To unlock the pets, you can either use Shards (also earned from playing) or real money to buy them.
Typically, MOBAs have shops where you spend your hard-earned gold from battle to buy items, many of which are just recipes made up of cheaper materials and increase your character’s attributes. Strife has that, too, but like the characters, the overall number of those items is small. The twist is that you can change how they’ll affect you through crafting. By swapping out the “building blocks” of these recipes (like health and damage components), you’ll create a customized item that you can then use in the next match, assuming you have the gold to buy it.
When you craft an item, you’ll also have the chance to improve them and unlock its common, rare, or legendary bonuses. You can use Essences — an in-game commodity that you can’t buy with real money — to try to improve the item again or to make it permanent (crafted items/recipes only last for a few days).
Preemptive strikes against jerks in the community
If you’ve played any MOBA before, you might have run into someone on your team who got mad at you for not playing your hero the way they want you to. Or they were angry that you stepped into the wrong lane. Whatever the reason, they somehow felt justified enough to barrage you with insults via chat. S2 Games wants to get rid of or at least decrease these instances by implementing some features that, on the surface, sound like a drastic improvement over what other MOBAs have done.
For instance, you can’t see anyone’s death statistics or kill-death ratios, information that some people use to pin the blame on their teammates if they’re losing. Except in the postgame lobby, you can’t chat with the opposing team. You can only use voice chat with people you grouped up with privately for matchmaking. And you no longer keep gold just for yourself — you share it with your team, a practice that encourages players to work together rather than compete for resources.

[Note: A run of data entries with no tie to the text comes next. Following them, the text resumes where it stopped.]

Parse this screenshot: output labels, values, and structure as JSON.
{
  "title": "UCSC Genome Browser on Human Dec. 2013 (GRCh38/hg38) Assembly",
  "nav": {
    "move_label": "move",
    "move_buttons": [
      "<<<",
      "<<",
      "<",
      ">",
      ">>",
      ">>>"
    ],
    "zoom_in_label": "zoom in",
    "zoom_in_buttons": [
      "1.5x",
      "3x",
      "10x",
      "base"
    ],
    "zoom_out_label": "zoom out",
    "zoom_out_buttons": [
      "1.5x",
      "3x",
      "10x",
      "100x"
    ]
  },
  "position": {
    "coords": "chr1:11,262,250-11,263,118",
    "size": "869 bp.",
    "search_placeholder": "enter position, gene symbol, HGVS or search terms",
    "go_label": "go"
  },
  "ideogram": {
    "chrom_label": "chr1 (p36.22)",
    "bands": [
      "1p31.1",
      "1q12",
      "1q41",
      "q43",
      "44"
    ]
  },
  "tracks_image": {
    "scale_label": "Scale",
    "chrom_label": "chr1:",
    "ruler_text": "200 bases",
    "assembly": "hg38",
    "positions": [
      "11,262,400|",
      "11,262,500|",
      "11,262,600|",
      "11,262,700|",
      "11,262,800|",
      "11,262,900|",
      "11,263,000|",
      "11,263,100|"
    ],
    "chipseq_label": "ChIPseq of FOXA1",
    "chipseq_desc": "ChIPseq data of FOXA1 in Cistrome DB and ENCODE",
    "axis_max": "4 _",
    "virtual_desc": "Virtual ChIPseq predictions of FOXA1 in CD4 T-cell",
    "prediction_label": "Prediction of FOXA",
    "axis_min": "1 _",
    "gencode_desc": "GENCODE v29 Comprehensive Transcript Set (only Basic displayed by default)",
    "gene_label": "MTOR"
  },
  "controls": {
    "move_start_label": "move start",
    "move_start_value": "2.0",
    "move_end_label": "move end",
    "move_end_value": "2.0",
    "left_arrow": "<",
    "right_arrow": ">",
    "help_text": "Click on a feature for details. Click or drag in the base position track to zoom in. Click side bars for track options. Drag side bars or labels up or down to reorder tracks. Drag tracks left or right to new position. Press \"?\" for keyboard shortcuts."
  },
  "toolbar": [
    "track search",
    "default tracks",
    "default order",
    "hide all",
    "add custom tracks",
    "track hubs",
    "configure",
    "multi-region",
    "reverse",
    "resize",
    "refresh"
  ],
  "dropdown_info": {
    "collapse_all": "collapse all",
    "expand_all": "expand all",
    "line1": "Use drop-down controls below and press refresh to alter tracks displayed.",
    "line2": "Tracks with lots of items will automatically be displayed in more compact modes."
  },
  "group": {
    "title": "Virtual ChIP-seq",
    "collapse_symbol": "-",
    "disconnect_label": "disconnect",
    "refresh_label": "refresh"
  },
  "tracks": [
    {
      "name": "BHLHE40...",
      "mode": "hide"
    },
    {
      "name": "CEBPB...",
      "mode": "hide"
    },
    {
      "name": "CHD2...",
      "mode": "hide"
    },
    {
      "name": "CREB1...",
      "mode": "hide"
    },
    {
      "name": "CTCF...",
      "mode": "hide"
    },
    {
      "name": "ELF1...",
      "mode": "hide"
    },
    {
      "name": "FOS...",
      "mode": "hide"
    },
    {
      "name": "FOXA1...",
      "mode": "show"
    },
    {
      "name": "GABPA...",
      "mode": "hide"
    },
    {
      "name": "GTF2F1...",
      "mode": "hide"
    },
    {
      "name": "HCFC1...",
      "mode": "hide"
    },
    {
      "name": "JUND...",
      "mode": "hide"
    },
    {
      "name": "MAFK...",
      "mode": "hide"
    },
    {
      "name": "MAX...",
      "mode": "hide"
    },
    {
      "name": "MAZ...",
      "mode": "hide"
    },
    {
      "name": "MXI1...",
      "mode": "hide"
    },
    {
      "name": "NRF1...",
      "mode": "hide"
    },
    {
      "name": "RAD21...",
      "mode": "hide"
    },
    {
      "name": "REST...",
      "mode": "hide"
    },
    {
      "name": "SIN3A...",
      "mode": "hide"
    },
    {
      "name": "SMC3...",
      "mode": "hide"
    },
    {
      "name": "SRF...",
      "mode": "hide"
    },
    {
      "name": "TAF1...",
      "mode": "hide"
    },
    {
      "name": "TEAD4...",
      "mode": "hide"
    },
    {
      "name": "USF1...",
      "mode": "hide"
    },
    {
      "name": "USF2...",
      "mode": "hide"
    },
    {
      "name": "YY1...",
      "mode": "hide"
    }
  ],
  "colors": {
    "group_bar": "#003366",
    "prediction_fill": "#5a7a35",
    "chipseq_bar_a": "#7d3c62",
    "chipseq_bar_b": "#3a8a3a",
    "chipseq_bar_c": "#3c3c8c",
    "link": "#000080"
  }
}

Strife also has a Karma system in place for rating a player’s conduct: a positive vote if they were helpful and friendly or a negative one if they were just being a jerk. Cumulatively, these votes make up your Karma score. An algorithm searches for extreme outliers from the average and will dole out benefits or punishments. Those who repeatedly have a low score face the risk of receiving poor rewards at the end of a match (such as coal, which has no value whatsoever), being muted, or getting banned from playing for a period of time.

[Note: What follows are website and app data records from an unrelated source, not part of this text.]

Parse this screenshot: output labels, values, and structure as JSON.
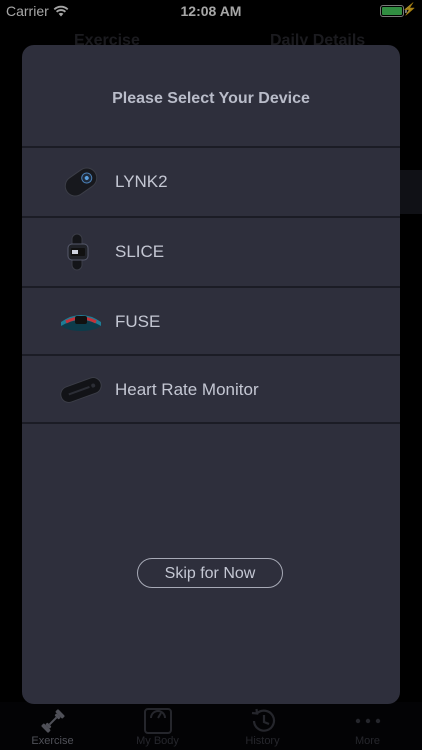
{
  "status_bar": {
    "carrier": "Carrier",
    "time": "12:08 AM",
    "battery_color": "#4cd964"
  },
  "background": {
    "tabs": [
      "Exercise",
      "Daily Details"
    ]
  },
  "tab_bar": {
    "items": [
      {
        "label": "Exercise",
        "icon": "dumbbell-icon",
        "active": true
      },
      {
        "label": "My Body",
        "icon": "scale-icon",
        "active": false
      },
      {
        "label": "History",
        "icon": "history-clock-icon",
        "active": false
      },
      {
        "label": "More",
        "icon": "more-dots-icon",
        "active": false
      }
    ]
  },
  "modal": {
    "title": "Please Select Your Device",
    "devices": [
      {
        "name": "LYNK2",
        "image": "lynk2-device-image"
      },
      {
        "name": "SLICE",
        "image": "slice-device-image"
      },
      {
        "name": "FUSE",
        "image": "fuse-device-image"
      },
      {
        "name": "Heart Rate Monitor",
        "image": "heart-rate-monitor-image"
      }
    ],
    "skip_label": "Skip for Now",
    "colors": {
      "background": "#2e2f3c",
      "text": "#c4c7d3",
      "separator": "#1b1c25"
    }
  }
}
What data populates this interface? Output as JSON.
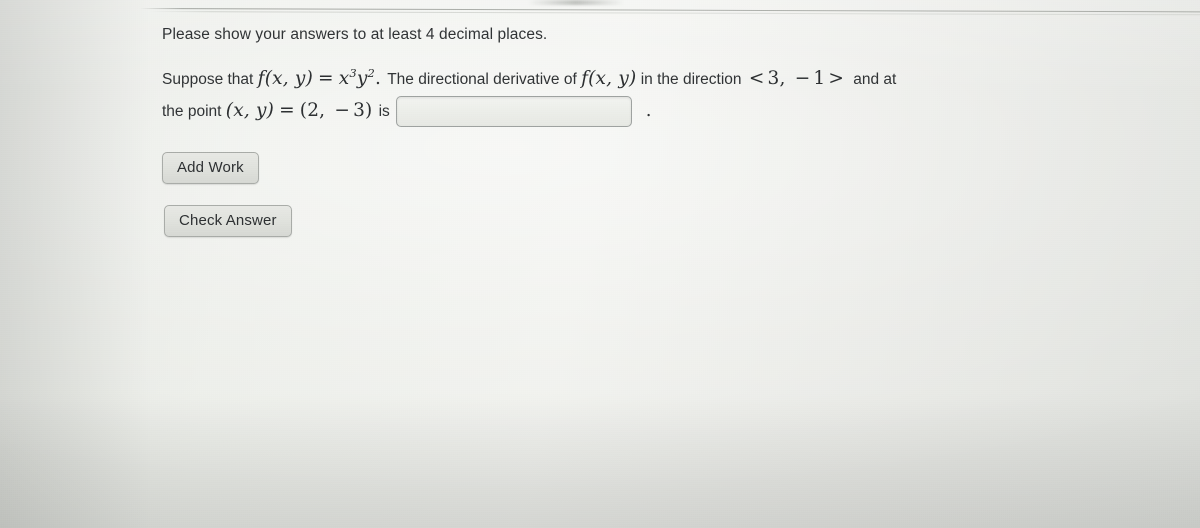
{
  "page": {
    "instruction": "Please show your answers to at least 4 decimal places."
  },
  "problem": {
    "line1": {
      "prefix": "Suppose that",
      "function_name_open": "f(x, y)",
      "equals": "=",
      "function_expression_base_x": "x",
      "function_expression_exp_x": "3",
      "function_expression_base_y": "y",
      "function_expression_exp_y": "2",
      "expression_period": ".",
      "middle_text": "The directional derivative of",
      "function_name_repeat": "f(x, y)",
      "direction_text": "in the direction",
      "direction_open": "<",
      "direction_first": "3",
      "direction_comma": ",",
      "direction_minus": "−",
      "direction_second": "1",
      "direction_close": ">",
      "suffix_text": "and at"
    },
    "line2": {
      "prefix": "the point",
      "point_label": "(x, y)",
      "equals": "=",
      "point_open": "(",
      "point_x": "2",
      "point_comma": ",",
      "point_minus": "−",
      "point_y": "3",
      "point_close": ")",
      "is_text": "is",
      "trailing_period": "."
    }
  },
  "answer_field": {
    "value": "",
    "placeholder": ""
  },
  "buttons": {
    "add_work": "Add Work",
    "check_answer": "Check Answer"
  },
  "colors": {
    "background": "#e9eae6",
    "text": "#2f3234",
    "math_text": "#2b2e30",
    "button_border": "#a9aca8",
    "input_border": "#9fa3a1"
  }
}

On the other hand, if your Karma score is high, you’ll have better luck at getting rare rewards. However, the score is never permanent: It’ll gradually improve or deteriorate from those extremes. And those who abuse the system and just score people negatively all the time will soon see that their Karma votes will suddenly weigh much less than everyone else’s.